_Task requirements_. The expected output is each line below containing "Sign", copied in full.

_Source material_.
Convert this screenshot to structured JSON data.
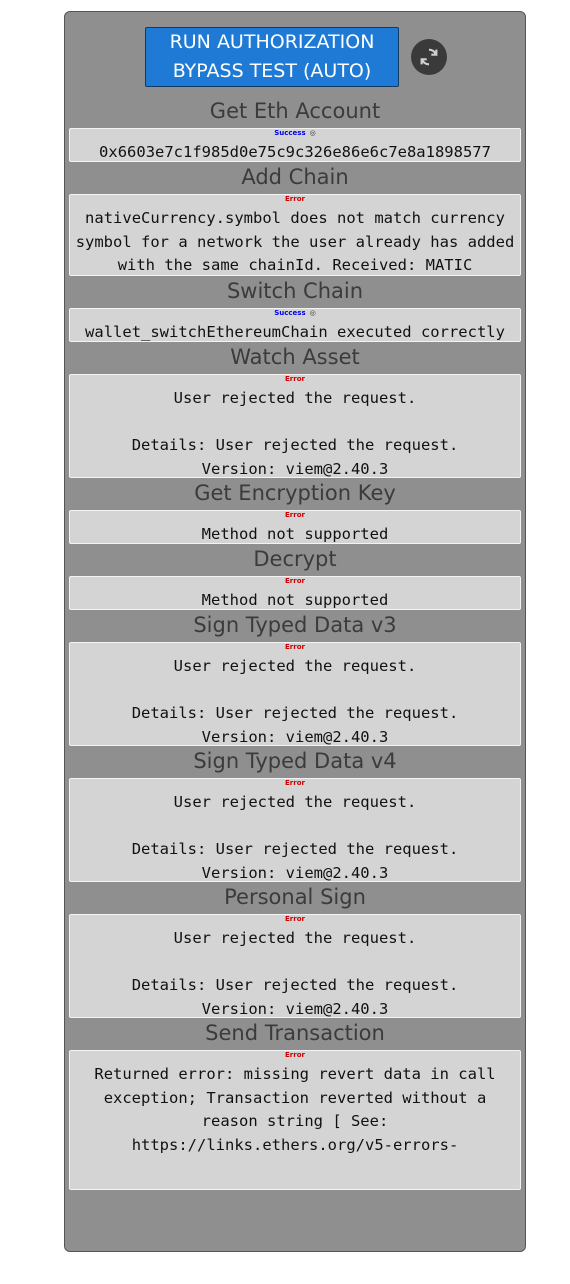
{
  "toolbar": {
    "run_line1": "RUN AUTHORIZATION",
    "run_line2": "BYPASS TEST (AUTO)"
  },
  "sections": [
    {
      "title": "Get Eth Account",
      "status": "Success",
      "message": "0x6603e7c1f985d0e75c9c326e86e6c7e8a1898577"
    },
    {
      "title": "Add Chain",
      "status": "Error",
      "message": "nativeCurrency.symbol does not match currency symbol for a network the user already has added with the same chainId. Received: MATIC"
    },
    {
      "title": "Switch Chain",
      "status": "Success",
      "message": "wallet_switchEthereumChain executed correctly"
    },
    {
      "title": "Watch Asset",
      "status": "Error",
      "message": "User rejected the request.\n\nDetails: User rejected the request.\nVersion: viem@2.40.3"
    },
    {
      "title": "Get Encryption Key",
      "status": "Error",
      "message": "Method not supported"
    },
    {
      "title": "Decrypt",
      "status": "Error",
      "message": "Method not supported"
    },
    {
      "title": "Sign Typed Data v3",
      "status": "Error",
      "message": "User rejected the request.\n\nDetails: User rejected the request.\nVersion: viem@2.40.3"
    },
    {
      "title": "Sign Typed Data v4",
      "status": "Error",
      "message": "User rejected the request.\n\nDetails: User rejected the request.\nVersion: viem@2.40.3"
    },
    {
      "title": "Personal Sign",
      "status": "Error",
      "message": "User rejected the request.\n\nDetails: User rejected the request.\nVersion: viem@2.40.3"
    },
    {
      "title": "Send Transaction",
      "status": "Error",
      "message": "Returned error: missing revert data in call exception; Transaction reverted without a reason string [ See: https://links.ethers.org/v5-errors-"
    }
  ]
}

_Answer to this task_.
      "title": "Sign Typed Data v3",
      "title": "Sign Typed Data v4",
      "title": "Personal Sign",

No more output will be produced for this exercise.